Biography: In addition to teaching copyright, trademark, and property, Professor García serves as Director of the Content Initiative at the Silicon Flatirons Center for Law, Technology, and Entrepreneurship, where she hosts an annual content conference. Her research is focused on the intersection of law, technology, and economics, with a particular focus on efficiency, competition, private ordering, and distributive justice. Her work has been published in the California Law Review and the New York University Law Review, among others.

Prior to joining Colorado Law, Professor García was a visiting associate professor and the Frank H. Marks Fellow in Intellectual Property at the George Washington University Law School in Washington, DC. She is also an affiliated fellow at the Information Society Project at Yale Law School. As a practicing lawyer, Professor García worked in the music industry in Los Angeles; first at Quinn Emanuel as outside counsel to Napster, then as Director of Business Development in charge of content licensing at MySpace Music, and most recently in digital strategy as Director at Universal Music Group.

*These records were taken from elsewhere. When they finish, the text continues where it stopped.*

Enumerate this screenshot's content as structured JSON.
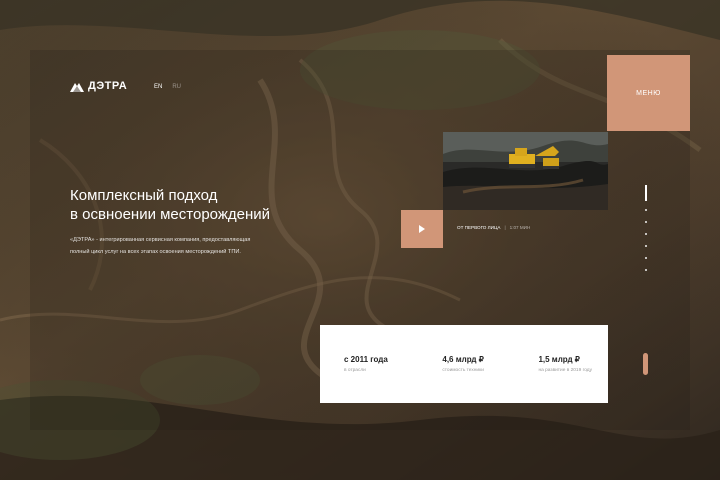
{
  "brand": {
    "name": "ДЭТРА"
  },
  "lang": {
    "active": "EN",
    "inactive": "RU"
  },
  "menu": {
    "label": "МЕНЮ"
  },
  "hero": {
    "title_lines": [
      "Комплексный подход",
      "в освноении месторождений"
    ],
    "description": "«ДЭТРА» - интегрированная сервисная компания, предоставляющая полный цикл услуг на всех этапах освоения месторождений ТПИ."
  },
  "video": {
    "label": "ОТ ПЕРВОГО ЛИЦА",
    "separator": "|",
    "duration": "1:07 МИН"
  },
  "stats": [
    {
      "value": "с 2011 года",
      "label": "в отрасли"
    },
    {
      "value": "4,6 млрд ₽",
      "label": "стоимость техники"
    },
    {
      "value": "1,5 млрд ₽",
      "label": "на развитие в 2019 году"
    }
  ],
  "colors": {
    "accent": "#d19678",
    "background": "#3a3026",
    "panel": "#ffffff"
  },
  "icons": {
    "logo": "mountain-logo-icon",
    "play": "play-icon"
  }
}
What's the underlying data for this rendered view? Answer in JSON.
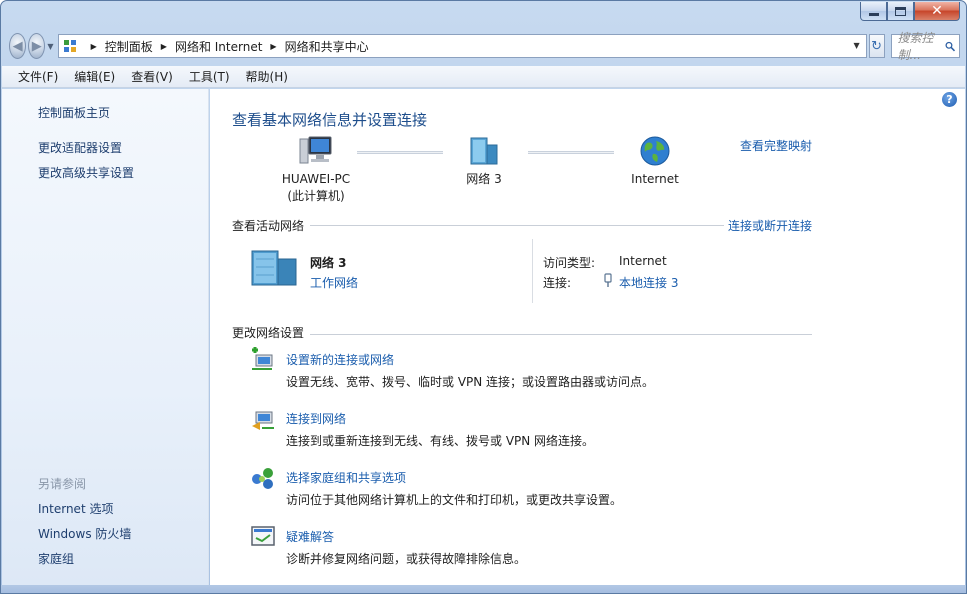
{
  "window": {
    "caption": {
      "minimize": "",
      "maximize": "",
      "close": "✕"
    }
  },
  "address": {
    "breadcrumbs": [
      "控制面板",
      "网络和 Internet",
      "网络和共享中心"
    ],
    "search_placeholder": "搜索控制..."
  },
  "menu": [
    "文件(F)",
    "编辑(E)",
    "查看(V)",
    "工具(T)",
    "帮助(H)"
  ],
  "sidebar": {
    "links": [
      "控制面板主页",
      "更改适配器设置",
      "更改高级共享设置"
    ],
    "see_also_header": "另请参阅",
    "see_also": [
      "Internet 选项",
      "Windows 防火墙",
      "家庭组"
    ]
  },
  "main": {
    "title": "查看基本网络信息并设置连接",
    "full_map_link": "查看完整映射",
    "map": {
      "computer_name": "HUAWEI-PC",
      "computer_sub": "(此计算机)",
      "network_name": "网络  3",
      "internet": "Internet"
    },
    "active": {
      "header": "查看活动网络",
      "connect_link": "连接或断开连接",
      "network_name": "网络  3",
      "network_type": "工作网络",
      "access_label": "访问类型:",
      "access_value": "Internet",
      "connection_label": "连接:",
      "connection_value": "本地连接 3"
    },
    "change": {
      "header": "更改网络设置",
      "tasks": [
        {
          "title": "设置新的连接或网络",
          "desc": "设置无线、宽带、拨号、临时或 VPN 连接；或设置路由器或访问点。"
        },
        {
          "title": "连接到网络",
          "desc": "连接到或重新连接到无线、有线、拨号或 VPN 网络连接。"
        },
        {
          "title": "选择家庭组和共享选项",
          "desc": "访问位于其他网络计算机上的文件和打印机，或更改共享设置。"
        },
        {
          "title": "疑难解答",
          "desc": "诊断并修复网络问题，或获得故障排除信息。"
        }
      ]
    }
  }
}
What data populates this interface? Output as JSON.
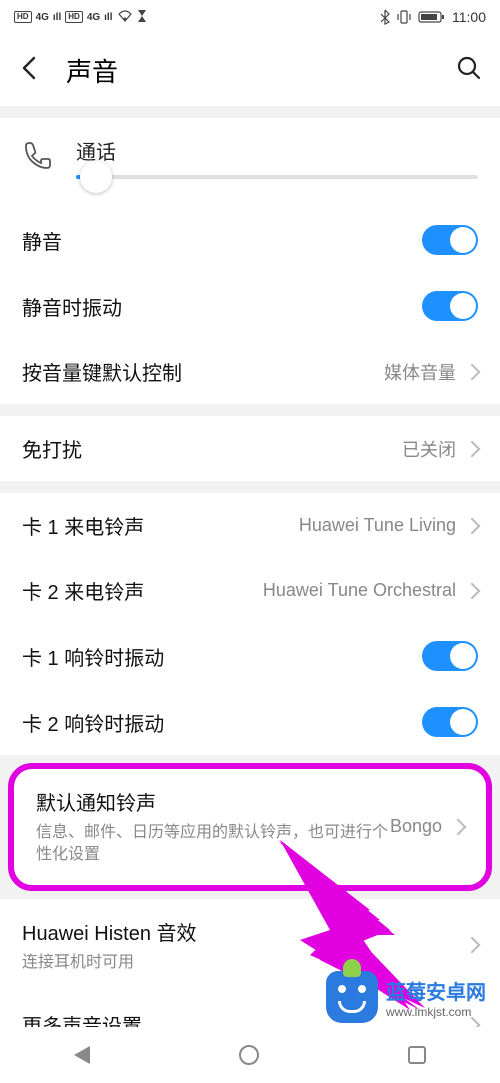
{
  "statusbar": {
    "hd1": "HD",
    "hd2": "HD",
    "sig": "4G",
    "time": "11:00"
  },
  "header": {
    "title": "声音"
  },
  "volume": {
    "label": "通话",
    "percent": 5
  },
  "rows": {
    "silent": {
      "label": "静音",
      "on": true
    },
    "vibrate_silent": {
      "label": "静音时振动",
      "on": true
    },
    "vol_key": {
      "label": "按音量键默认控制",
      "value": "媒体音量"
    },
    "dnd": {
      "label": "免打扰",
      "value": "已关闭"
    },
    "sim1_ring": {
      "label": "卡 1 来电铃声",
      "value": "Huawei Tune Living"
    },
    "sim2_ring": {
      "label": "卡 2 来电铃声",
      "value": "Huawei Tune Orchestral"
    },
    "sim1_vib": {
      "label": "卡 1 响铃时振动",
      "on": true
    },
    "sim2_vib": {
      "label": "卡 2 响铃时振动",
      "on": true
    },
    "default_notif": {
      "label": "默认通知铃声",
      "sub": "信息、邮件、日历等应用的默认铃声，也可进行个性化设置",
      "value": "Bongo"
    },
    "histen": {
      "label": "Huawei Histen 音效",
      "sub": "连接耳机时可用"
    },
    "more": {
      "label": "更多声音设置"
    }
  },
  "watermark": {
    "title": "蓝莓安卓网",
    "url": "www.lmkjst.com"
  }
}
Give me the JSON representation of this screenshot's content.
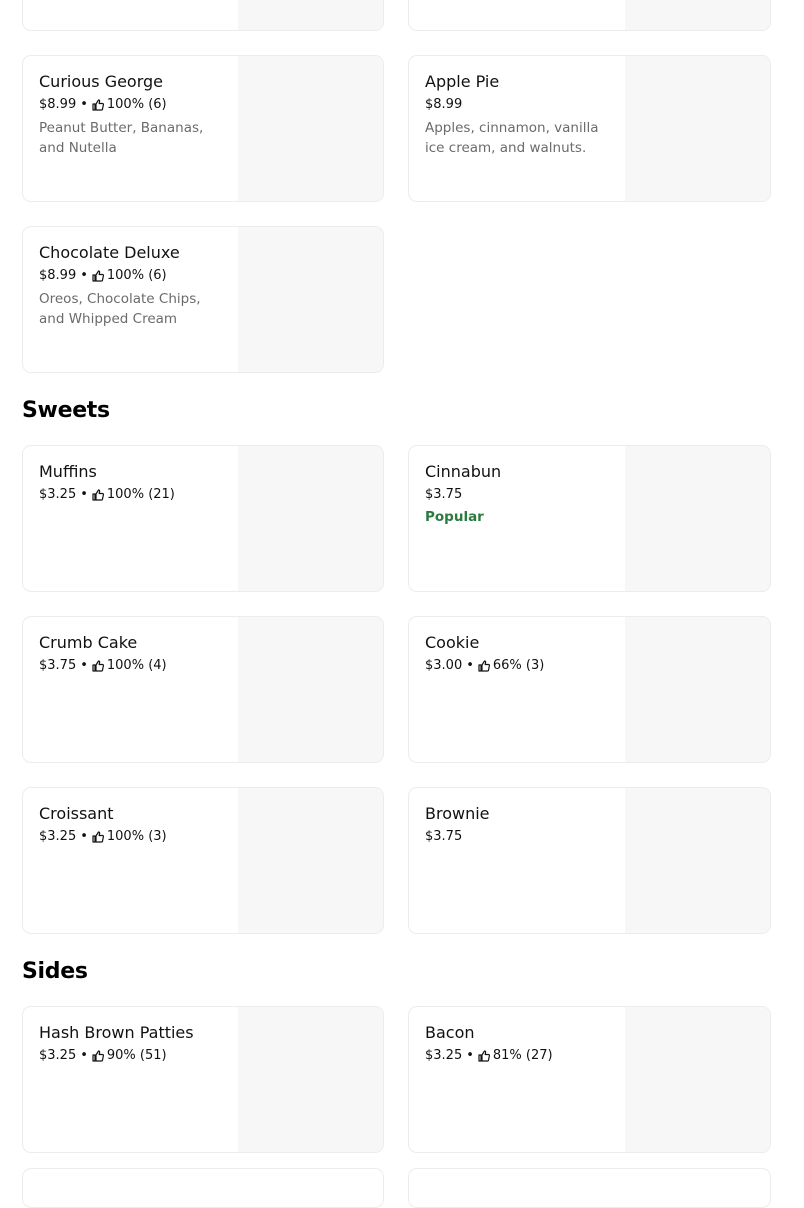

Prior to her work in music, she was an associate at Wachtell, Lipton, Rosen & Katz in New Yor

December 5, 2018
Wednesday

TNH 3.129 (Atlas Seminar Room)
3:45pm - 5:30pm

Moderator:

Law and Economic Seminar - Florencia Marotta-Wurgler // NYU

Speaker:

December 6, 2018
Thursday

TNH 2.111 (Sheffield-Massey Room)
11:30am - 1:00pm

Moderator:

Faculty Colloquium - Rick Pildes // NYU

Speaker:

December 10, 2018
Monday

TNH 2.111 (Sheffield-Massey Room)
11:30am - 1:00pm

Moderator:

Drawing Board Luncheon - Oren Bracha

Speaker:

Oren Bracha

January 24, 2019
Thursday

TNH 2.111 (Sheffield-Massey Room)
11:30am - 1:00pm

Moderator:

January 31, 2019
Thursday

TNH 2.111 (Sheffield-Massey Room)
11:30am - 1:00pm

Moderator:

Faculty Colloquium - Lisa Heinzerling // Georgetown Unviersity

Speaker:

February 7, 2019
Thursday

TNH 2.111 (Sheffield-Massey Room)
11:30am - 1:00pm

Moderators:

Faculty Colloquium - Douglas NeJaime // Yale Law School

Speaker:

February 14, 2019
Thursday

TNH 2.111 (Sheffield-Massey Room)
11:30am - 1:00pm

Moderator:

February 21, 2019
Thursday

TNH 2.111 (Sheffield-Massey Room)
11:30am - 1:00pm

Moderator:

Faculty Colloquium - Liz Sepper // Washington University

Speaker:

February 28, 2019
Thursday

TNH 2.111 (Sheffield-Massey Room)
11:30am - 1:00pm

Moderator:

Faculty Colloquium - Susanna Blumenthal // Princeton University

Speaker:

March 14, 2019
Thursday

TNH 2.111 (Sheffield-Massey Room)
11:30am - 1:00pm

Moderator:

Faculty Colloquium - Roberta Romano // Yale

Speaker:

March 28, 2019
Thursday

TNH 2.111 (Sheffield-Massey Room)
11:30am - 1:00pm

Moderator:

Faculty Colloquium - David Schleicher // Yale

Speaker:

April 25, 2019
Thursday

TNH 2.111 (Sheffield-Massey Room)
11:30am - 1:00pm

Moderator:

Faculty Colloquium - Christina Rodriguez // Yale Law

Speaker:

May 2, 2019
Thursday

TNH 2.111 (Sheffield-Massey Room)
11:30am - 1:00pm

Moderator:

Faculty Colloquium - David Engstrom // Stanford Law

Speaker: